== Task goal ==
Will you write out the data exactly, excluding every picture?

---- Supplied data

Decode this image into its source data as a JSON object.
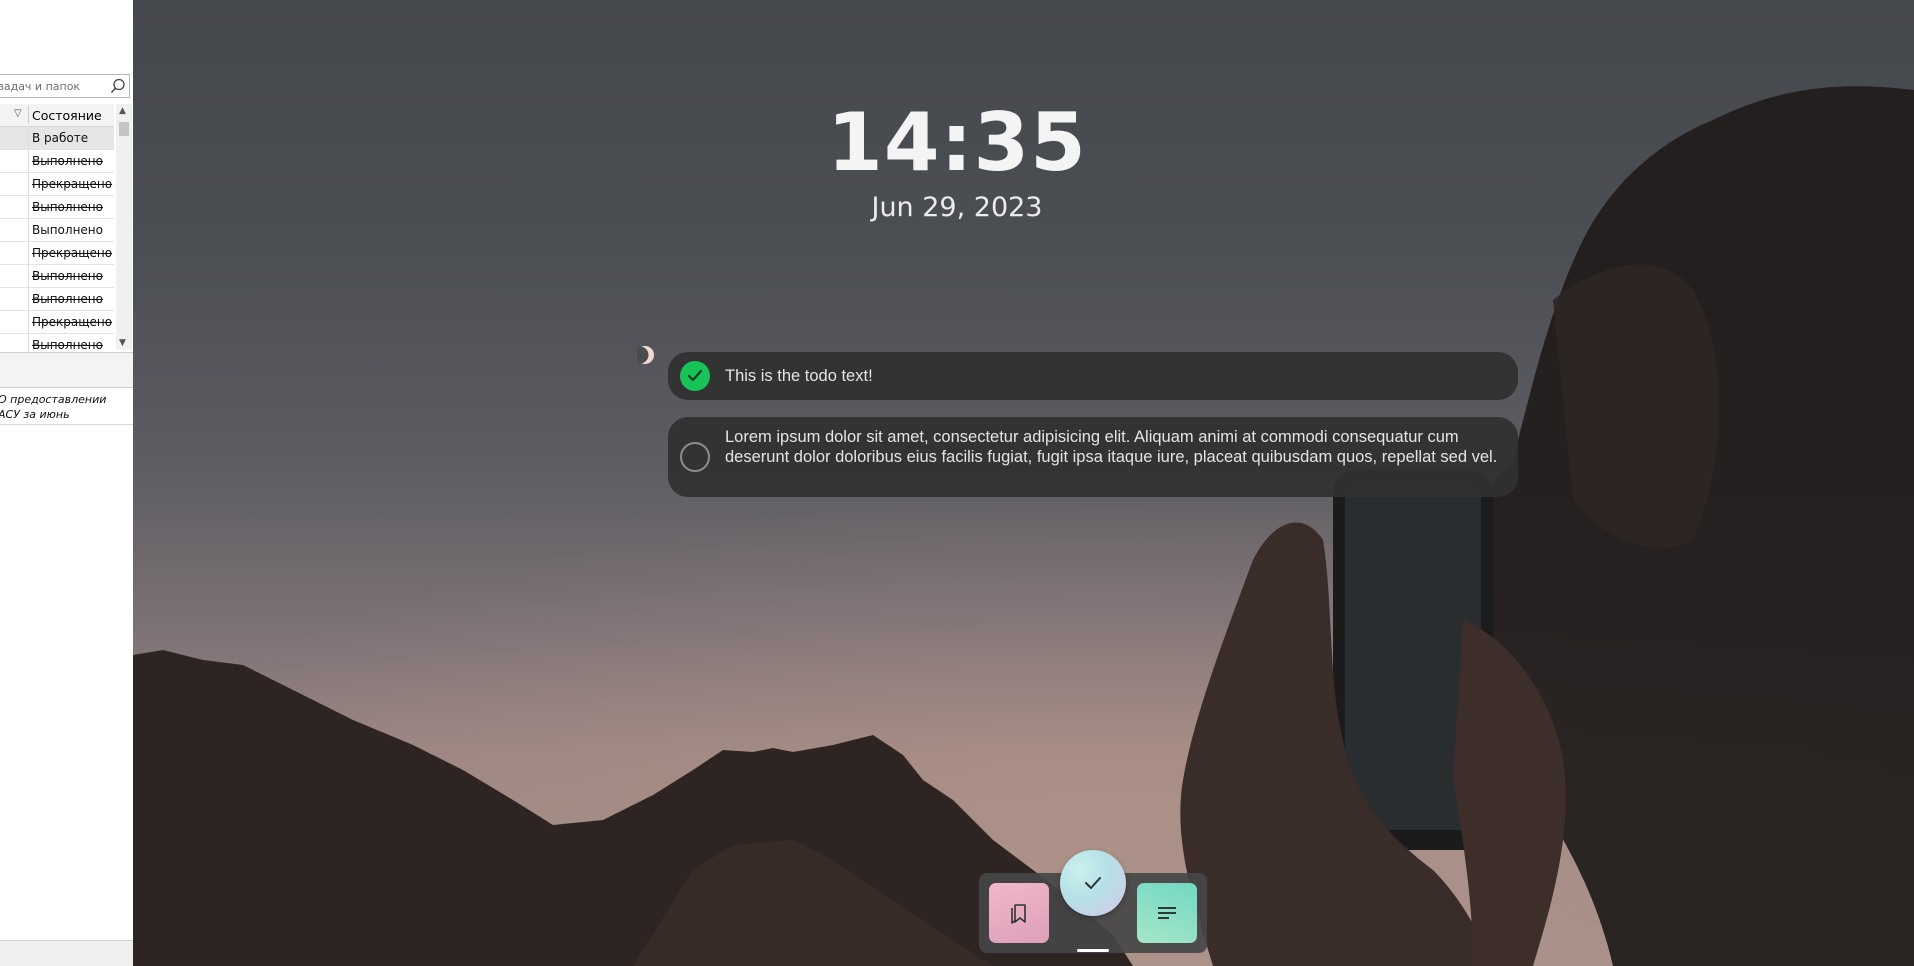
{
  "task_window": {
    "search_placeholder": "задач и папок",
    "column_header": "Состояние",
    "rows": [
      {
        "status": "В работе",
        "strike": false,
        "selected": true
      },
      {
        "status": "Выполнено",
        "strike": true,
        "selected": false
      },
      {
        "status": "Прекращено",
        "strike": true,
        "selected": false
      },
      {
        "status": "Выполнено",
        "strike": true,
        "selected": false
      },
      {
        "status": "Выполнено",
        "strike": false,
        "selected": false
      },
      {
        "status": "Прекращено",
        "strike": true,
        "selected": false
      },
      {
        "status": "Выполнено",
        "strike": true,
        "selected": false
      },
      {
        "status": "Выполнено",
        "strike": true,
        "selected": false
      },
      {
        "status": "Прекращено",
        "strike": true,
        "selected": false
      },
      {
        "status": "Выполнено",
        "strike": true,
        "selected": false
      }
    ],
    "detail_line1": "О предоставлении",
    "detail_line2": "АСУ за июнь"
  },
  "clock": {
    "time": "14:35",
    "date": "Jun 29, 2023"
  },
  "todos": [
    {
      "text": "This is the todo text!",
      "done": true
    },
    {
      "text": "Lorem ipsum dolor sit amet, consectetur adipisicing elit. Aliquam animi at commodi consequatur cum deserunt dolor doloribus eius facilis fugiat, fugit ipsa itaque iure, placeat quibusdam quos, repellat sed vel.",
      "done": false
    }
  ],
  "dock": {
    "items": [
      {
        "icon": "bookmarks-icon",
        "color": "#e8aec4"
      },
      {
        "icon": "checkmark-icon",
        "color": "#bfe6e9",
        "active": true
      },
      {
        "icon": "notes-icon",
        "color": "#8fe0c6"
      }
    ]
  },
  "colors": {
    "todo_check_done": "#18c45a",
    "todo_bg": "#303030"
  }
}
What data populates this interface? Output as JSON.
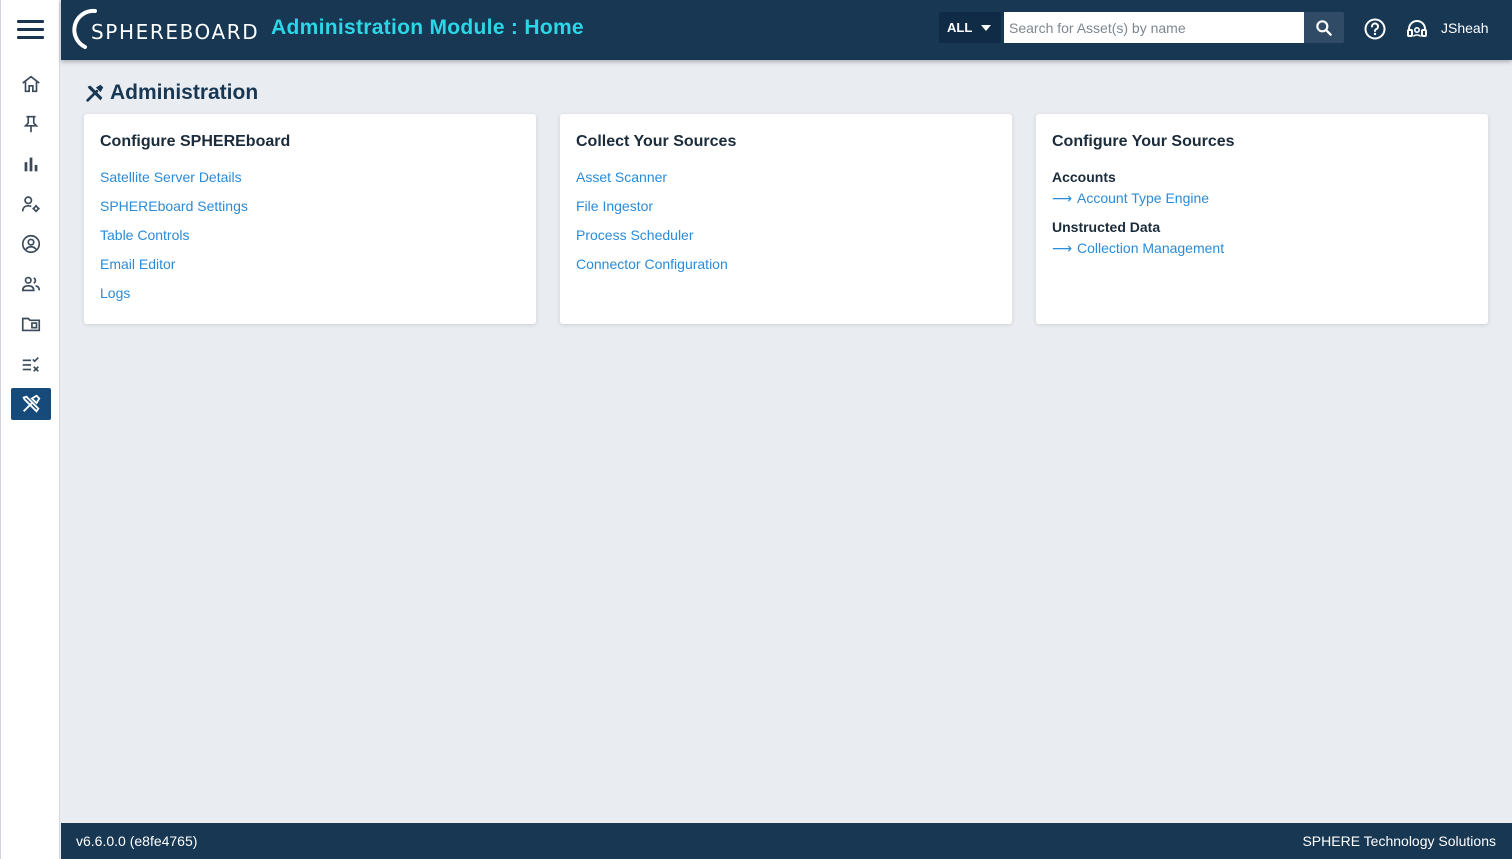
{
  "header": {
    "logo_text": "SPHEREBOARD",
    "module_title": "Administration Module : Home",
    "scope_value": "ALL",
    "search_placeholder": "Search for Asset(s) by name",
    "username": "JSheah"
  },
  "rail": {
    "items": [
      "home-icon",
      "pin-icon",
      "chart-icon",
      "user-settings-icon",
      "account-icon",
      "people-icon",
      "folder-icon",
      "checklist-icon",
      "tools-icon"
    ],
    "active": "tools-icon"
  },
  "page": {
    "title": "Administration"
  },
  "cards": {
    "configure": {
      "title": "Configure SPHEREboard",
      "links": [
        "Satellite Server Details",
        "SPHEREboard Settings",
        "Table Controls",
        "Email Editor",
        "Logs"
      ]
    },
    "collect": {
      "title": "Collect Your Sources",
      "links": [
        "Asset Scanner",
        "File Ingestor",
        "Process Scheduler",
        "Connector Configuration"
      ]
    },
    "sources": {
      "title": "Configure Your Sources",
      "sections": [
        {
          "label": "Accounts",
          "link": "Account Type Engine"
        },
        {
          "label": "Unstructed Data",
          "link": "Collection Management"
        }
      ]
    }
  },
  "footer": {
    "version": "v6.6.0.0 (e8fe4765)",
    "company": "SPHERE Technology Solutions"
  },
  "colors": {
    "header_bg": "#173753",
    "accent": "#2bd6e6",
    "link": "#2a8bd8",
    "active_nav": "#164a7a"
  }
}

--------

== Solution below ==
Decode this image into its source data as a JSON object.
{
  "task_window": {
    "search_placeholder": "задач и папок",
    "column_header": "Состояние",
    "rows": [
      {
        "status": "В работе",
        "strike": false,
        "selected": true
      },
      {
        "status": "Выполнено",
        "strike": true,
        "selected": false
      },
      {
        "status": "Прекращено",
        "strike": true,
        "selected": false
      },
      {
        "status": "Выполнено",
        "strike": true,
        "selected": false
      },
      {
        "status": "Выполнено",
        "strike": false,
        "selected": false
      },
      {
        "status": "Прекращено",
        "strike": true,
        "selected": false
      },
      {
        "status": "Выполнено",
        "strike": true,
        "selected": false
      },
      {
        "status": "Выполнено",
        "strike": true,
        "selected": false
      },
      {
        "status": "Прекращено",
        "strike": true,
        "selected": false
      },
      {
        "status": "Выполнено",
        "strike": true,
        "selected": false
      }
    ],
    "detail_line1": "О предоставлении",
    "detail_line2": "АСУ за июнь"
  },
  "clock": {
    "time": "14:35",
    "date": "Jun 29, 2023"
  },
  "todos": [
    {
      "text": "This is the todo text!",
      "done": true
    },
    {
      "text": "Lorem ipsum dolor sit amet, consectetur adipisicing elit. Aliquam animi at commodi consequatur cum deserunt dolor doloribus eius facilis fugiat, fugit ipsa itaque iure, placeat quibusdam quos, repellat sed vel.",
      "done": false
    }
  ],
  "dock": {
    "items": [
      {
        "icon": "bookmarks-icon",
        "color": "#e8aec4"
      },
      {
        "icon": "checkmark-icon",
        "color": "#bfe6e9",
        "active": true
      },
      {
        "icon": "notes-icon",
        "color": "#8fe0c6"
      }
    ]
  },
  "colors": {
    "todo_check_done": "#18c45a",
    "todo_bg": "#303030"
  }
}
What data populates this interface? Output as JSON.
{
  "header": {
    "logo_text": "SPHEREBOARD",
    "module_title": "Administration Module : Home",
    "scope_value": "ALL",
    "search_placeholder": "Search for Asset(s) by name",
    "username": "JSheah"
  },
  "rail": {
    "items": [
      "home-icon",
      "pin-icon",
      "chart-icon",
      "user-settings-icon",
      "account-icon",
      "people-icon",
      "folder-icon",
      "checklist-icon",
      "tools-icon"
    ],
    "active": "tools-icon"
  },
  "page": {
    "title": "Administration"
  },
  "cards": {
    "configure": {
      "title": "Configure SPHEREboard",
      "links": [
        "Satellite Server Details",
        "SPHEREboard Settings",
        "Table Controls",
        "Email Editor",
        "Logs"
      ]
    },
    "collect": {
      "title": "Collect Your Sources",
      "links": [
        "Asset Scanner",
        "File Ingestor",
        "Process Scheduler",
        "Connector Configuration"
      ]
    },
    "sources": {
      "title": "Configure Your Sources",
      "sections": [
        {
          "label": "Accounts",
          "link": "Account Type Engine"
        },
        {
          "label": "Unstructed Data",
          "link": "Collection Management"
        }
      ]
    }
  },
  "footer": {
    "version": "v6.6.0.0 (e8fe4765)",
    "company": "SPHERE Technology Solutions"
  },
  "colors": {
    "header_bg": "#173753",
    "accent": "#2bd6e6",
    "link": "#2a8bd8",
    "active_nav": "#164a7a"
  }
}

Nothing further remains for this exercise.